Head start with heart
Lizzie Chung will graduate at 18 from Ohio State Lima and high school in the same month, getting a jump on her mission to one day cure MS.
- Your late father, who was diagnosed with multiple sclerosis before you were born, influenced your plans to become a doctor and researcher. How will your family’s experience inform your practice?
I know how difficult it was for my family to go through that, not just physically, but financially, emotionally, spiritually. It is such a huge burden. But I also know that I would be strong enough to carry it for other people because I had to carry the grief of losing my dad. MS can be emotionally difficult for me, and I use this emotional difficulty to fuel my passion for patient-centered care.
- What do you aspire to be?
I want to be known as a pioneer in the field of multiple sclerosis and as somebody who sees different perspectives. Rather than just looking at certain aspects of things, I want to combine biology, physics and chemistry to be able to create better treatments.
- Where would you be if you hadn’t come to Ohio State Lima straight out of middle school?
Going to college has given me the opportunity to expand my horizons. It’s giving me new perspective. If I was still in high school, I would just feel like I was lost, like I’m not pushing myself or I’m just doing the bare minimum of what I can do. For me, one of the most important things is to make sure that I’m pushing my boundaries and trying to stretch them.
- Why is intellectual curiosity important to you?
Having intellectual curiosity is something that drives me to the next thing. If I was happy with where I was and with what I know, then I do not think it would allow me to make as much of an impact as I’m hoping to in the future.
- How do you think finishing high school and college at the same time will make your mission to cure MS more possible?
Finishing both at the same time gives me more time in the future to study and search.
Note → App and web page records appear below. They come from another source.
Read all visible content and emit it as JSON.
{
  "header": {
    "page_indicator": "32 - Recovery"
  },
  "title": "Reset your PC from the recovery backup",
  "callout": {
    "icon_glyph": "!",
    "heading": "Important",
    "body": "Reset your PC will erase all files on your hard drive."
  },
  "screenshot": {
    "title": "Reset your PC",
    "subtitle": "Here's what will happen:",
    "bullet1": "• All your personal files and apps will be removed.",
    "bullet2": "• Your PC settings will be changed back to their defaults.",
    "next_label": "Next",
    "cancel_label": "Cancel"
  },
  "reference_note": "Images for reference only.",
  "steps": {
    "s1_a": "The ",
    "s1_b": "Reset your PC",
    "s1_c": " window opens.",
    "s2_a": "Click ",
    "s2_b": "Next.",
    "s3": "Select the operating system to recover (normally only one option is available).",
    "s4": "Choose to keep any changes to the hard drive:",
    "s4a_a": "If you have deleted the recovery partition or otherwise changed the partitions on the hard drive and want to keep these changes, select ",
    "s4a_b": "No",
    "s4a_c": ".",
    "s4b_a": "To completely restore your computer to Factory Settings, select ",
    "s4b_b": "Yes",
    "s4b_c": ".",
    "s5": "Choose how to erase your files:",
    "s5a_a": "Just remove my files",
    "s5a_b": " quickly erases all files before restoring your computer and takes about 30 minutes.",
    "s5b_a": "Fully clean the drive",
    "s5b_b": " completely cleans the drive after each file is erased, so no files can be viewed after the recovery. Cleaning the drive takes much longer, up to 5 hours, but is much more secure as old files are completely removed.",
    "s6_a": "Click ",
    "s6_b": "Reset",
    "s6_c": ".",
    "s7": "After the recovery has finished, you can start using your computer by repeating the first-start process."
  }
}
A big part of college — the biology degree I am getting and majoring in a STEM field — has to do with critical thinking, analysis, reasoning, problem-solving. Being able to take these classes at Ohio State gives me an opportunity to start early on fine-tuning those skills.
- Do you look for a way to relate everything you do to your passion?
It does not matter what it is, I am looking for a way to relate it back to finding a cure. Even with my extracurriculars and hobbies, I do not want to do something just to do it. I like to draw and paint because I enjoy it, but also because it opens another area of our brain for us to take more perspective from and to think more about the world around us.
- What will you do in your upcoming gap year after your graduations?
I’m going to be doing a lot of work on my research, working and applying to medical school. I’ll also be working with volunteer organizations and, hopefully, I can work with patients and shadow doctors more. I’ll have a lot going on. I don’t want to just sit there. There’s no way I could do that.
About the author
Pamela Joseph is a writer and communications specialist at Ohio State Lima. She holds a bachelor’s degree in communication from the University of Cincinnati and a master’s in journalism from Northwestern University. She has been telling stories about Ohio State Lima, its people and community for more than 24 years.